For the amateur physicists out there, I have some great news: CERN just made the biggest data dump in the history of particle physics, sharing 300 TB of Large Hadron Collider (LHC) data online. It’s completely free, and it’s high quality data too, from the Compact Muon Solenoid (CMS) experiment at the LHC. Anyone can access it, and if you’re into particle physics – yes, you should.
The Large Hadron Collider is the largest, most complex experimental facility ever built, and the largest single machine in the world. It’s a fitting construction for a machine built to unravel the very fabric of the Universe – the subatomic particles which make out elementary particles and atoms.

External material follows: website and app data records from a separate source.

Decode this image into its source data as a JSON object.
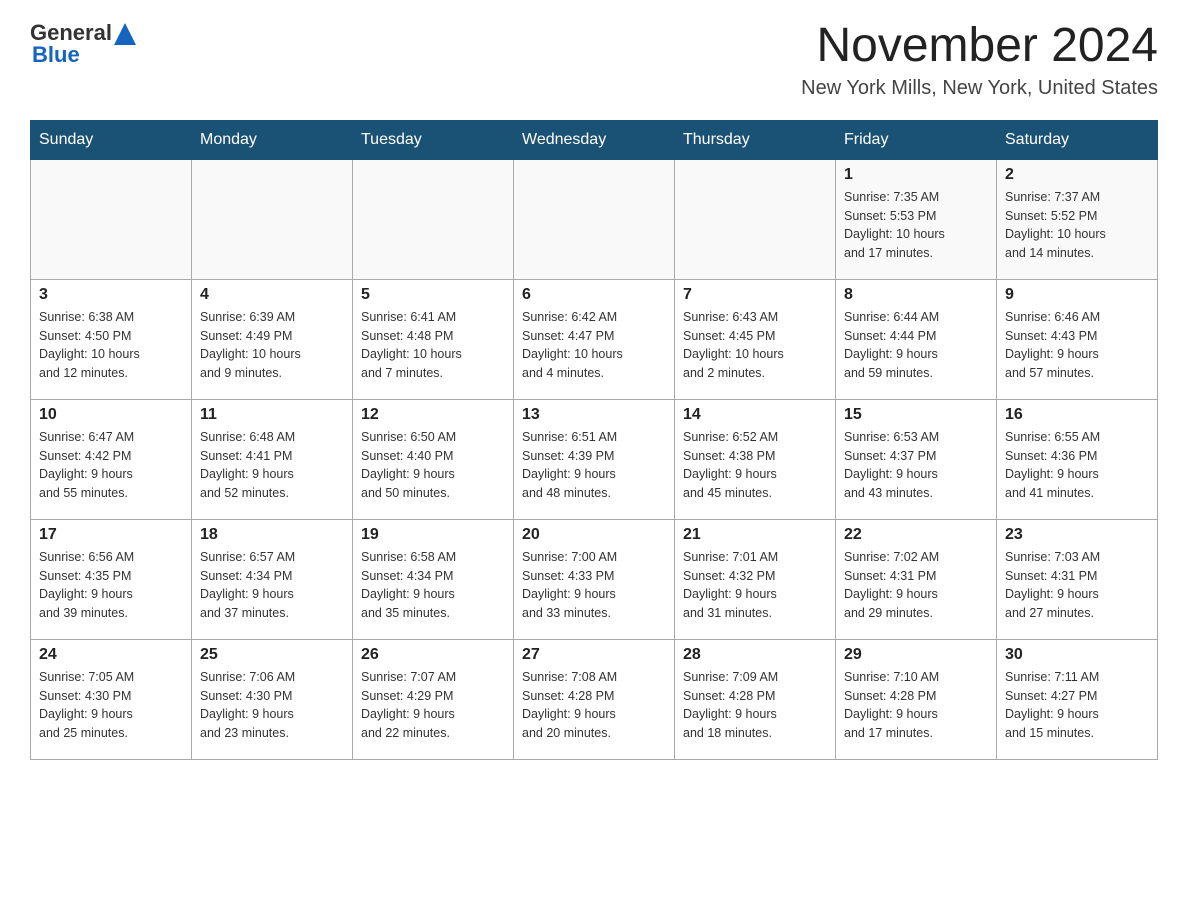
{
  "header": {
    "logo_general": "General",
    "logo_blue": "Blue",
    "month_title": "November 2024",
    "location": "New York Mills, New York, United States"
  },
  "days_of_week": [
    "Sunday",
    "Monday",
    "Tuesday",
    "Wednesday",
    "Thursday",
    "Friday",
    "Saturday"
  ],
  "weeks": [
    [
      {
        "day": "",
        "info": ""
      },
      {
        "day": "",
        "info": ""
      },
      {
        "day": "",
        "info": ""
      },
      {
        "day": "",
        "info": ""
      },
      {
        "day": "",
        "info": ""
      },
      {
        "day": "1",
        "info": "Sunrise: 7:35 AM\nSunset: 5:53 PM\nDaylight: 10 hours\nand 17 minutes."
      },
      {
        "day": "2",
        "info": "Sunrise: 7:37 AM\nSunset: 5:52 PM\nDaylight: 10 hours\nand 14 minutes."
      }
    ],
    [
      {
        "day": "3",
        "info": "Sunrise: 6:38 AM\nSunset: 4:50 PM\nDaylight: 10 hours\nand 12 minutes."
      },
      {
        "day": "4",
        "info": "Sunrise: 6:39 AM\nSunset: 4:49 PM\nDaylight: 10 hours\nand 9 minutes."
      },
      {
        "day": "5",
        "info": "Sunrise: 6:41 AM\nSunset: 4:48 PM\nDaylight: 10 hours\nand 7 minutes."
      },
      {
        "day": "6",
        "info": "Sunrise: 6:42 AM\nSunset: 4:47 PM\nDaylight: 10 hours\nand 4 minutes."
      },
      {
        "day": "7",
        "info": "Sunrise: 6:43 AM\nSunset: 4:45 PM\nDaylight: 10 hours\nand 2 minutes."
      },
      {
        "day": "8",
        "info": "Sunrise: 6:44 AM\nSunset: 4:44 PM\nDaylight: 9 hours\nand 59 minutes."
      },
      {
        "day": "9",
        "info": "Sunrise: 6:46 AM\nSunset: 4:43 PM\nDaylight: 9 hours\nand 57 minutes."
      }
    ],
    [
      {
        "day": "10",
        "info": "Sunrise: 6:47 AM\nSunset: 4:42 PM\nDaylight: 9 hours\nand 55 minutes."
      },
      {
        "day": "11",
        "info": "Sunrise: 6:48 AM\nSunset: 4:41 PM\nDaylight: 9 hours\nand 52 minutes."
      },
      {
        "day": "12",
        "info": "Sunrise: 6:50 AM\nSunset: 4:40 PM\nDaylight: 9 hours\nand 50 minutes."
      },
      {
        "day": "13",
        "info": "Sunrise: 6:51 AM\nSunset: 4:39 PM\nDaylight: 9 hours\nand 48 minutes."
      },
      {
        "day": "14",
        "info": "Sunrise: 6:52 AM\nSunset: 4:38 PM\nDaylight: 9 hours\nand 45 minutes."
      },
      {
        "day": "15",
        "info": "Sunrise: 6:53 AM\nSunset: 4:37 PM\nDaylight: 9 hours\nand 43 minutes."
      },
      {
        "day": "16",
        "info": "Sunrise: 6:55 AM\nSunset: 4:36 PM\nDaylight: 9 hours\nand 41 minutes."
      }
    ],
    [
      {
        "day": "17",
        "info": "Sunrise: 6:56 AM\nSunset: 4:35 PM\nDaylight: 9 hours\nand 39 minutes."
      },
      {
        "day": "18",
        "info": "Sunrise: 6:57 AM\nSunset: 4:34 PM\nDaylight: 9 hours\nand 37 minutes."
      },
      {
        "day": "19",
        "info": "Sunrise: 6:58 AM\nSunset: 4:34 PM\nDaylight: 9 hours\nand 35 minutes."
      },
      {
        "day": "20",
        "info": "Sunrise: 7:00 AM\nSunset: 4:33 PM\nDaylight: 9 hours\nand 33 minutes."
      },
      {
        "day": "21",
        "info": "Sunrise: 7:01 AM\nSunset: 4:32 PM\nDaylight: 9 hours\nand 31 minutes."
      },
      {
        "day": "22",
        "info": "Sunrise: 7:02 AM\nSunset: 4:31 PM\nDaylight: 9 hours\nand 29 minutes."
      },
      {
        "day": "23",
        "info": "Sunrise: 7:03 AM\nSunset: 4:31 PM\nDaylight: 9 hours\nand 27 minutes."
      }
    ],
    [
      {
        "day": "24",
        "info": "Sunrise: 7:05 AM\nSunset: 4:30 PM\nDaylight: 9 hours\nand 25 minutes."
      },
      {
        "day": "25",
        "info": "Sunrise: 7:06 AM\nSunset: 4:30 PM\nDaylight: 9 hours\nand 23 minutes."
      },
      {
        "day": "26",
        "info": "Sunrise: 7:07 AM\nSunset: 4:29 PM\nDaylight: 9 hours\nand 22 minutes."
      },
      {
        "day": "27",
        "info": "Sunrise: 7:08 AM\nSunset: 4:28 PM\nDaylight: 9 hours\nand 20 minutes."
      },
      {
        "day": "28",
        "info": "Sunrise: 7:09 AM\nSunset: 4:28 PM\nDaylight: 9 hours\nand 18 minutes."
      },
      {
        "day": "29",
        "info": "Sunrise: 7:10 AM\nSunset: 4:28 PM\nDaylight: 9 hours\nand 17 minutes."
      },
      {
        "day": "30",
        "info": "Sunrise: 7:11 AM\nSunset: 4:27 PM\nDaylight: 9 hours\nand 15 minutes."
      }
    ]
  ]
}
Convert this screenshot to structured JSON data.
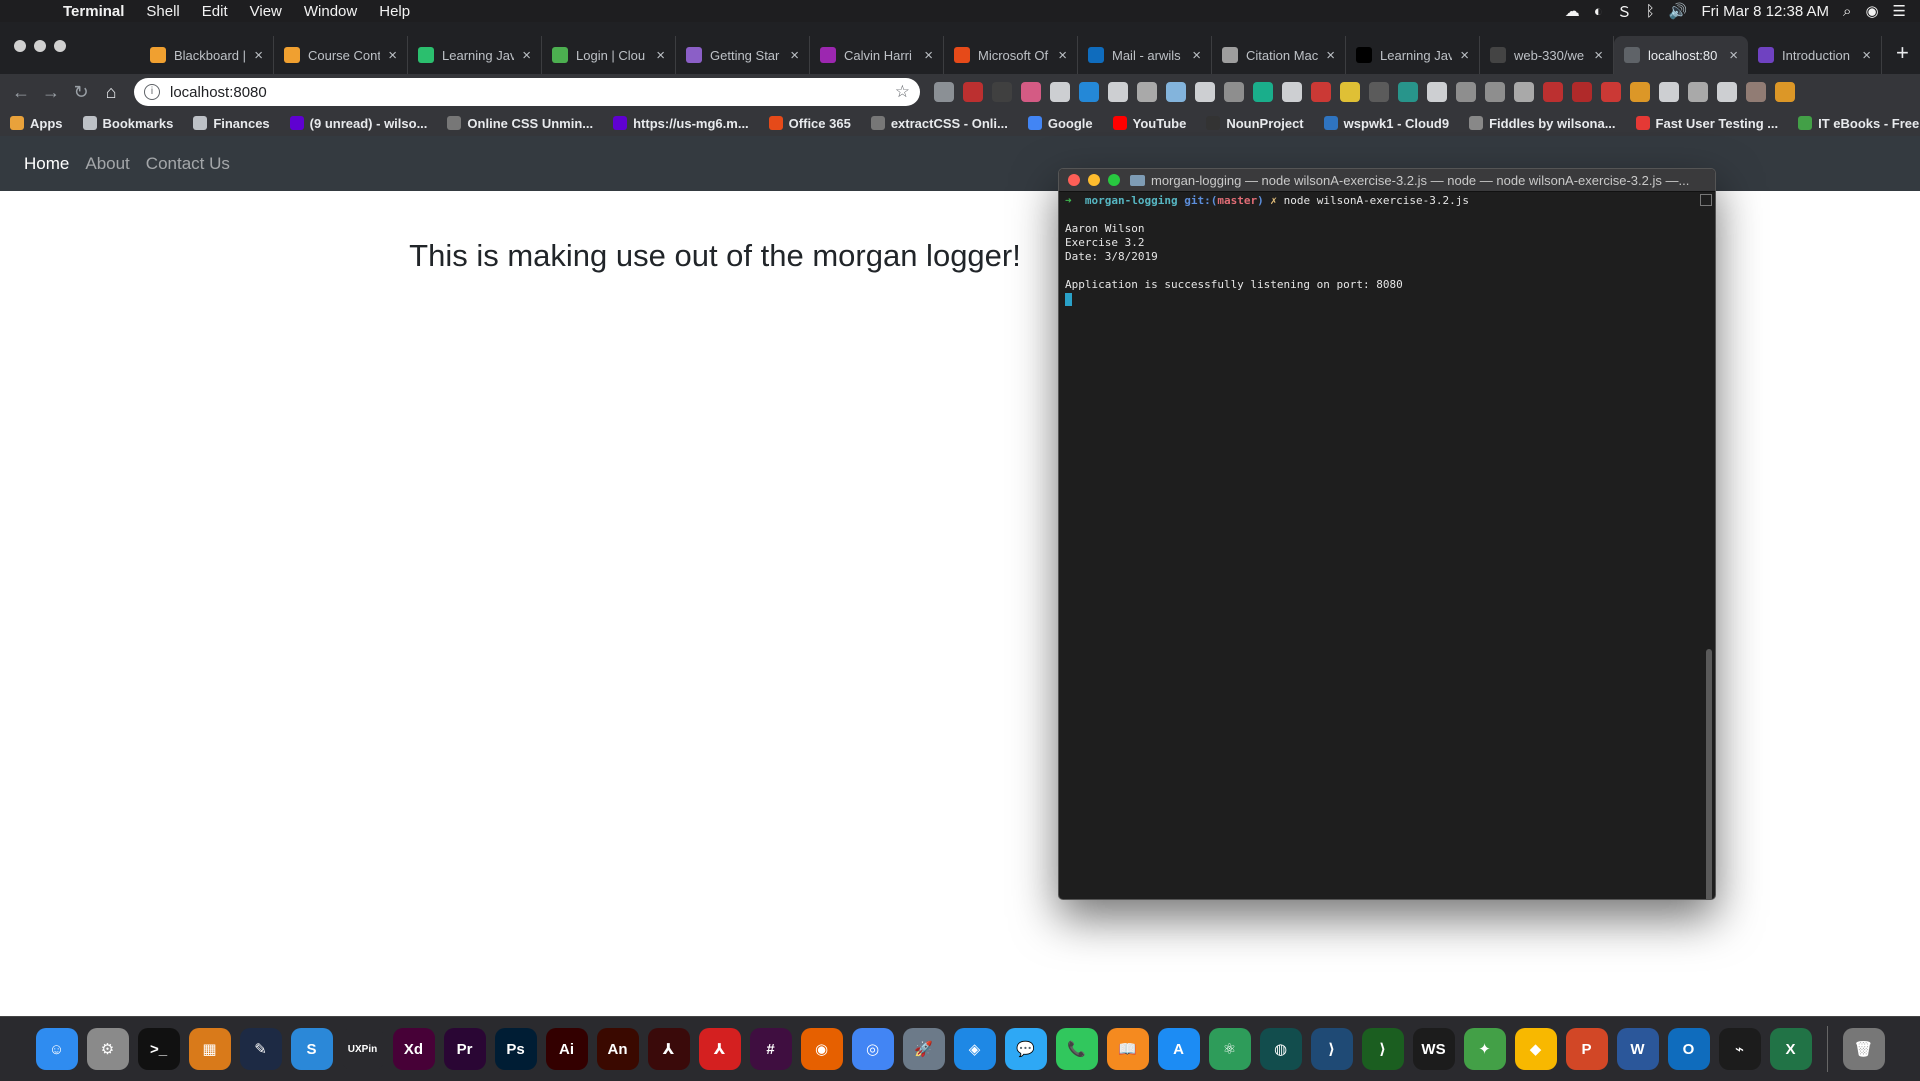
{
  "menubar": {
    "app_name": "Terminal",
    "items": [
      "Shell",
      "Edit",
      "View",
      "Window",
      "Help"
    ],
    "clock": "Fri Mar 8  12:38 AM"
  },
  "tabs": [
    {
      "title": "Blackboard |",
      "favicon_color": "#f0a030",
      "active": false
    },
    {
      "title": "Course Cont",
      "favicon_color": "#f0a030",
      "active": false
    },
    {
      "title": "Learning Jav",
      "favicon_color": "#2bbf6e",
      "active": false
    },
    {
      "title": "Login | Clou",
      "favicon_color": "#4caf50",
      "active": false
    },
    {
      "title": "Getting Star",
      "favicon_color": "#8b5fc7",
      "active": false
    },
    {
      "title": "Calvin Harri",
      "favicon_color": "#9c27b0",
      "active": false
    },
    {
      "title": "Microsoft Of",
      "favicon_color": "#e64a19",
      "active": false
    },
    {
      "title": "Mail - arwils",
      "favicon_color": "#0f6cbd",
      "active": false
    },
    {
      "title": "Citation Mac",
      "favicon_color": "#9e9e9e",
      "active": false
    },
    {
      "title": "Learning Jav",
      "favicon_color": "#000000",
      "active": false
    },
    {
      "title": "web-330/we",
      "favicon_color": "#444444",
      "active": false
    },
    {
      "title": "localhost:80",
      "favicon_color": "#5f6368",
      "active": true
    },
    {
      "title": "Introduction",
      "favicon_color": "#6f42c1",
      "active": false
    }
  ],
  "omnibox": {
    "url": "localhost:8080"
  },
  "bookmarks": [
    {
      "label": "Apps",
      "icon_color": "#e9a23b"
    },
    {
      "label": "Bookmarks",
      "icon_color": "#bdc1c6"
    },
    {
      "label": "Finances",
      "icon_color": "#bdc1c6"
    },
    {
      "label": "(9 unread) - wilso...",
      "icon_color": "#5f01d1"
    },
    {
      "label": "Online CSS Unmin...",
      "icon_color": "#777777"
    },
    {
      "label": "https://us-mg6.m...",
      "icon_color": "#5f01d1"
    },
    {
      "label": "Office 365",
      "icon_color": "#e64a19"
    },
    {
      "label": "extractCSS - Onli...",
      "icon_color": "#777777"
    },
    {
      "label": "Google",
      "icon_color": "#4285f4"
    },
    {
      "label": "YouTube",
      "icon_color": "#ff0000"
    },
    {
      "label": "NounProject",
      "icon_color": "#333333"
    },
    {
      "label": "wspwk1 - Cloud9",
      "icon_color": "#2f74c0"
    },
    {
      "label": "Fiddles by wilsona...",
      "icon_color": "#888888"
    },
    {
      "label": "Fast User Testing ...",
      "icon_color": "#e53935"
    },
    {
      "label": "IT eBooks - Free ...",
      "icon_color": "#43a047"
    }
  ],
  "site": {
    "nav": [
      {
        "label": "Home",
        "active": true
      },
      {
        "label": "About",
        "active": false
      },
      {
        "label": "Contact Us",
        "active": false
      }
    ],
    "heading": "This is making use out of the morgan logger!"
  },
  "terminal": {
    "title": "morgan-logging — node wilsonA-exercise-3.2.js — node — node wilsonA-exercise-3.2.js —...",
    "prompt": {
      "arrow": "➜",
      "dir": "morgan-logging",
      "git_label": "git:(",
      "branch": "master",
      "git_close": ")",
      "marker": "✗",
      "command": "node wilsonA-exercise-3.2.js"
    },
    "output": [
      "Aaron Wilson",
      "Exercise 3.2",
      "Date: 3/8/2019",
      "",
      "Application is successfully listening on port: 8080"
    ]
  },
  "dock": [
    {
      "name": "finder",
      "label": "☺",
      "color": "#2f8cf0"
    },
    {
      "name": "system-preferences",
      "label": "⚙",
      "color": "#8a8a8a"
    },
    {
      "name": "terminal",
      "label": ">_",
      "color": "#111111"
    },
    {
      "name": "keynote",
      "label": "▦",
      "color": "#d97a1a"
    },
    {
      "name": "typewriter",
      "label": "✎",
      "color": "#1d2a44"
    },
    {
      "name": "s-app",
      "label": "S",
      "color": "#2b88d8"
    },
    {
      "name": "uxpin",
      "label": "UXPin",
      "color": "#2a2a2e"
    },
    {
      "name": "adobe-xd",
      "label": "Xd",
      "color": "#470137"
    },
    {
      "name": "premiere",
      "label": "Pr",
      "color": "#2a0634"
    },
    {
      "name": "photoshop",
      "label": "Ps",
      "color": "#001d34"
    },
    {
      "name": "illustrator",
      "label": "Ai",
      "color": "#330000"
    },
    {
      "name": "animate",
      "label": "An",
      "color": "#3a0900"
    },
    {
      "name": "acrobat",
      "label": "⅄",
      "color": "#3a0a0a"
    },
    {
      "name": "acrobat-reader",
      "label": "⅄",
      "color": "#d42020"
    },
    {
      "name": "slack",
      "label": "#",
      "color": "#3f0e40"
    },
    {
      "name": "firefox",
      "label": "◉",
      "color": "#e66000"
    },
    {
      "name": "chrome",
      "label": "◎",
      "color": "#4285f4"
    },
    {
      "name": "launchpad",
      "label": "🚀",
      "color": "#6c7a89"
    },
    {
      "name": "safari",
      "label": "◈",
      "color": "#1e88e5"
    },
    {
      "name": "messages",
      "label": "💬",
      "color": "#2ea8f5"
    },
    {
      "name": "facetime",
      "label": "📞",
      "color": "#31c75d"
    },
    {
      "name": "books",
      "label": "📖",
      "color": "#f58a1f"
    },
    {
      "name": "app-store",
      "label": "A",
      "color": "#1c8cf4"
    },
    {
      "name": "atom",
      "label": "⚛",
      "color": "#2e9c5a"
    },
    {
      "name": "gitkraken",
      "label": "◍",
      "color": "#124d4d"
    },
    {
      "name": "vscode",
      "label": "⟩",
      "color": "#1f4a75"
    },
    {
      "name": "visual-studio-code-insiders",
      "label": "⟩",
      "color": "#1b5e20"
    },
    {
      "name": "webstorm",
      "label": "WS",
      "color": "#1c1c1c"
    },
    {
      "name": "sourcetree",
      "label": "✦",
      "color": "#43a047"
    },
    {
      "name": "sketch",
      "label": "◆",
      "color": "#f8b800"
    },
    {
      "name": "powerpoint",
      "label": "P",
      "color": "#d24726"
    },
    {
      "name": "word",
      "label": "W",
      "color": "#2b579a"
    },
    {
      "name": "outlook",
      "label": "O",
      "color": "#0f6cbd"
    },
    {
      "name": "activity-monitor",
      "label": "⌁",
      "color": "#1c1c1c"
    },
    {
      "name": "excel",
      "label": "X",
      "color": "#217346"
    },
    {
      "name": "trash",
      "label": "🗑",
      "color": "#777777"
    }
  ]
}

As you’d expect from such a large project, it came up with a trove of data – valuable, high quality data – and in the spirit of good science, the lead researchers decided to make it available for everyone, for free.
“[O]nce we’ve exhausted our exploration of the data, we see no reason not to make them available publicly,” says Kati Lassila-Perini, who works on the CMS experiment.
“The benefits are numerous, from inspiring high-school students to the training of the particle physicists of tomorrow. And personally, as CMS’s data-preservation co-ordinator, this is a crucial part of ensuring the long-term availability of our research data.”
Of course, the data isn’t going to be easy to understand – this isn’t your average pretty picture with a caption beside it. The good thing is that if you really want to start looking through it, you can do it with a regular computer or a laptop, which means it can be addressed at a university or even high school level.
This data can spark new interest in physics, but it can even lead to new discoveries. It’s quite possible that researchers might have missed some things, and people looking over open-source data is a great possibility to re-check that data. New findings are constantly being made with open-source data in archaeology and medicine, among others.